Although support has been somewhat sporadic as far as main set releases go, Trickstars have received a surprisingly generous amount of cards from various promotions, such as subscription promos, inclusions with magazine issues, and limited edition sets. Among these cards, three of them so far have referenced specific flowers. (Unfortunately, like the aforementioned Trickstar Bouquet, Trickstar Magicorolla is not referring to a type of flower. Rather, it suggests a small garland or wreath known as a corolla.)
Trickstar Crimson Heart/Bloody Mary
For a while, consensus seemed to suggest that this card was named after the “Double Bloody Mary”, a cultivar of the Geum family. However, after looking into the art and researching in greater detail, it seems much likelier that the Lamprocapnos family of flowers, colloquially known as bleeding hearts, are the origin of this particular Trickstar. This also explains why the TCG’s name uses “Heart” – if “Bloody” was cutting it too close for comfort, the other half of the flower’s name was still viable.
Of course, the OCG name itself is also a reference to Bloody Mary, which is either a popular urban legend, or a nickname for the historically violent Queen Mary I of England. And, I guess, also a well-known brunch cocktail of tomato juice and vodka. Spooky.
All parts of the plant are poisonous; they can cause skin irritation if touched, and the usual host of alkaloid-based symptoms if ingested, such as trembles, vomiting and diarrhea, and respiratory trouble.
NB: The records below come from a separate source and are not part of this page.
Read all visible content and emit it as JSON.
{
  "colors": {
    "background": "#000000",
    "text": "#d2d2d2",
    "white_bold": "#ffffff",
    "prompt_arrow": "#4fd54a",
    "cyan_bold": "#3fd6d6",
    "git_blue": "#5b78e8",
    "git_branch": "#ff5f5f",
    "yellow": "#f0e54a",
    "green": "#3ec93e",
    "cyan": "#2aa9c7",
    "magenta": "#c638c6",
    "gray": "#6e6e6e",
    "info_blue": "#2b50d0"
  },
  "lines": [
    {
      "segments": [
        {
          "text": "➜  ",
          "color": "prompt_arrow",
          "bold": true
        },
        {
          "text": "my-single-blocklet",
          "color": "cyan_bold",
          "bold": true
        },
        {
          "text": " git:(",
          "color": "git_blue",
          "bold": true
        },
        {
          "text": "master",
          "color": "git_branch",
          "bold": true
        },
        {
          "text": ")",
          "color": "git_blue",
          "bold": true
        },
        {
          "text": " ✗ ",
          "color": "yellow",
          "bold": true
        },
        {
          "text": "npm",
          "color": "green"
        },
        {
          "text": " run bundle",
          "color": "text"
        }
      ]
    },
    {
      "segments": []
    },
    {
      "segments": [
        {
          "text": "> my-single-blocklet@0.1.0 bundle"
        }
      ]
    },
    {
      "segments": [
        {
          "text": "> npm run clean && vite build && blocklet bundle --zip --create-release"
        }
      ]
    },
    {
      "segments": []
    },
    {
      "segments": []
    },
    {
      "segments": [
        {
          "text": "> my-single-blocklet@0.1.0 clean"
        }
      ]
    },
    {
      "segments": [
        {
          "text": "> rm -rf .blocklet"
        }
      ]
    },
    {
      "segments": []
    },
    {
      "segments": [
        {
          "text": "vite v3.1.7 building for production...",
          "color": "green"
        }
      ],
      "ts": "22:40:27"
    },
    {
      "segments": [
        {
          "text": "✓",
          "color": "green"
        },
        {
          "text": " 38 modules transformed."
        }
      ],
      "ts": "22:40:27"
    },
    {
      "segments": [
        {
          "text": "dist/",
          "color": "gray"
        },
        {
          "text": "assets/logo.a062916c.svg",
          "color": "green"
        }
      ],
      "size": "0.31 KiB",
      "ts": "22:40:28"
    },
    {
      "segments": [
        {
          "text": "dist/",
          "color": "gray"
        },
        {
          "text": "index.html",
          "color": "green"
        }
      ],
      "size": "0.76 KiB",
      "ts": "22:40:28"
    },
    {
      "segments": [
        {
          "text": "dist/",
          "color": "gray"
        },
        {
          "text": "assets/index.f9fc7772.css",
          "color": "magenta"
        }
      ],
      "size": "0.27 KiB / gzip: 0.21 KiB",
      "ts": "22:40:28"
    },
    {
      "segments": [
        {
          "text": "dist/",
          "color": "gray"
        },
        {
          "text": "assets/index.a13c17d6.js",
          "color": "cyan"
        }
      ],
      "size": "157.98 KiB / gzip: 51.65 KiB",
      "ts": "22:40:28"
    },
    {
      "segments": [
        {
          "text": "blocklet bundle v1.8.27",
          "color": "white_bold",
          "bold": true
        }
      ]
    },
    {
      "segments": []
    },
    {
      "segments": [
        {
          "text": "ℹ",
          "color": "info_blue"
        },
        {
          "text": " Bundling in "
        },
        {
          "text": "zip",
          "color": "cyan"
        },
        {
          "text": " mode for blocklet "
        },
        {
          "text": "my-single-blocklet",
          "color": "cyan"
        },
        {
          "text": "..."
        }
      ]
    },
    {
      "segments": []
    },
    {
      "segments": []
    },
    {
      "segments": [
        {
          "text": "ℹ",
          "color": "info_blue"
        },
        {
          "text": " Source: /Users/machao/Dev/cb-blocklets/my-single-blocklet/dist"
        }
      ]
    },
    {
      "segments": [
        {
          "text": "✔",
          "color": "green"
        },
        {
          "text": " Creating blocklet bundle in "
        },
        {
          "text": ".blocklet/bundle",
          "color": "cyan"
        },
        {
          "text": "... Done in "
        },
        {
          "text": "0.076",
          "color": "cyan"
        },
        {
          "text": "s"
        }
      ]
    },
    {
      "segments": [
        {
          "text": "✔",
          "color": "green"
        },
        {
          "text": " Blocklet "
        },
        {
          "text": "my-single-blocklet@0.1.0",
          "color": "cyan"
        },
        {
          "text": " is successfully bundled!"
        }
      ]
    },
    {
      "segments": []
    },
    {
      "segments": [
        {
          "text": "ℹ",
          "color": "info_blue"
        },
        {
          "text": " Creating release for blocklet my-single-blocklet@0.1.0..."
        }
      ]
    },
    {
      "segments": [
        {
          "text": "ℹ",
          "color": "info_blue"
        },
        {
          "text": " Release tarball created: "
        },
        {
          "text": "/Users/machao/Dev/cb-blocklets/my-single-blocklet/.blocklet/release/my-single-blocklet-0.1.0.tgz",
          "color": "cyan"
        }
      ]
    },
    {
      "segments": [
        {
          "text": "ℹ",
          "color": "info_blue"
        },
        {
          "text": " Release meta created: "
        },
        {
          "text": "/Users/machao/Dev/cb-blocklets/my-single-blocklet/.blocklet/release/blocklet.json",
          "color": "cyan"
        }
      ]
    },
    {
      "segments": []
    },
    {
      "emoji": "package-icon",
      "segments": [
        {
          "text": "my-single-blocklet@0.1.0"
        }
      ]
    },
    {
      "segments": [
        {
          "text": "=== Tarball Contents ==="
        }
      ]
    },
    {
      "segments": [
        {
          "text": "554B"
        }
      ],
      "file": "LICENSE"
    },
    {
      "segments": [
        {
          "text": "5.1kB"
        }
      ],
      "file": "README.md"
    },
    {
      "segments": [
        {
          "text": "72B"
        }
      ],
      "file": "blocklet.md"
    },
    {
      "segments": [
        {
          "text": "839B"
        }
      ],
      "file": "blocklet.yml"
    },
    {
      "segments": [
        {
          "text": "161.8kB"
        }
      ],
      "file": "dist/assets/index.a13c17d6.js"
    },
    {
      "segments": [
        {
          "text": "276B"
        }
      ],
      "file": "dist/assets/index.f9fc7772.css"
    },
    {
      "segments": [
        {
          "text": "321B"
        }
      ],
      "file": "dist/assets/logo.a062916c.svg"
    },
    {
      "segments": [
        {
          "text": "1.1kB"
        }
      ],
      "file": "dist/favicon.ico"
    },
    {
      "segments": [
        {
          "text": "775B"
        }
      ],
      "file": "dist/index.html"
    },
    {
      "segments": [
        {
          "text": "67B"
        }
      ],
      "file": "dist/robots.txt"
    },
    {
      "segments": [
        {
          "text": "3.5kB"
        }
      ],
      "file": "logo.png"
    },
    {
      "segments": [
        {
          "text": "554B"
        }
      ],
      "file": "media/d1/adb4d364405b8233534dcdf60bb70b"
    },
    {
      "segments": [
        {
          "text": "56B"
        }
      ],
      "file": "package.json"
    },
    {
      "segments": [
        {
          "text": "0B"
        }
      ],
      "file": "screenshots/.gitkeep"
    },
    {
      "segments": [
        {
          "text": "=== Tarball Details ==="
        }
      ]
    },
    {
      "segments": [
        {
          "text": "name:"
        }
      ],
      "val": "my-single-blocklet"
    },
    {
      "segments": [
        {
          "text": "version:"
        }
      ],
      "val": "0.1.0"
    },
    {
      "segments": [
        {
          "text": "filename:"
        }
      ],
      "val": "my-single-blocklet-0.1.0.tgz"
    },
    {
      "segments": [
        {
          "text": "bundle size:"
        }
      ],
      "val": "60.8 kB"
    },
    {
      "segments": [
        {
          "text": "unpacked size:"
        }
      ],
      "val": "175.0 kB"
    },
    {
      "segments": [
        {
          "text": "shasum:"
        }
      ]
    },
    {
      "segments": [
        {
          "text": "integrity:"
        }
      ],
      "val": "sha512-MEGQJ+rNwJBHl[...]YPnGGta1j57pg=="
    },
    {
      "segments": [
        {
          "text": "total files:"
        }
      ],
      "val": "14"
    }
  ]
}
However, they do not appear to cause many serious poisoning incidents among healthy adults.
Now this one in particular has been a little tricky – the name isn’t super clear, the art suggests a number of different potential motifs, and on top of all that, it’s one of the more commonly used Trickstars, so I get to be reminded constantly that we never really settled on a name for it.
After looking around on some Japanese wiki pages, though, I have come upon a slightly more feasible option: the Actaea family, also known as the baneberry. Known for its attractive, often white or red, and always poisonous berries, the baneberry plant is chock full of delicious heart-stopping (or slowing) poison, which can lead to cardiac arrest and (say it with me now) death.
In addition to meeting the poison check for Trickstars, this also easily fits into the name Carobane. While the “Caro-” portion may also be a reference to caroling and other Christmas frivolities (as the card’s overall outfit and release date were quite Christmassy), it may also be a “plant + girl name” in the style of some earlier Trickstars. After all, the difference between “Caroline” (kyarorain) and “Carobane” (kyarobein) only requires the swapping of a single kana.
Last but not least on our list is the criminally underappreciated Foxywitch, from the LINK VRAINS BOX released last November. As many may have guessed upon first seeing the card and its name, it is most certainly based on the Digitalis, or foxglove, genus of flowers. However, the “witch” portion of its name isn’t just the usual feminine addition: it comes from “witch’s glove”, a colloquial name for the flowers which may derive from their toxicity.
And of course they’re toxic, what did you expect? Digoxin, the main poisonous substance in foxgloves, can cause dizziness, vomiting, vertigo, and blurred vision among other symptoms, though the most dangerous effects are those on the heart – depending on the individual, it causes an increase or decrease in heartbeat, or other irregularities.
That’s all for now, folks! Hopefully this peek into the backstage secrets of the Trickstars has helped endear them a little more to you. Or maybe now the sight of flowers will drive you into a berserk rage? One of the two. And with the new set Soul Fusion on the horizon, as well as an Aoi-centered episode of VRAINS set to air quite soon, we may see a brand new arrangement of floral femme fatales get their moment in the spotlight! Maybe your very own favorite poisonous flower will be next?
I mean, if you have a favorite poisonous flower, I guess.
All images sourced from Yugipedia.com.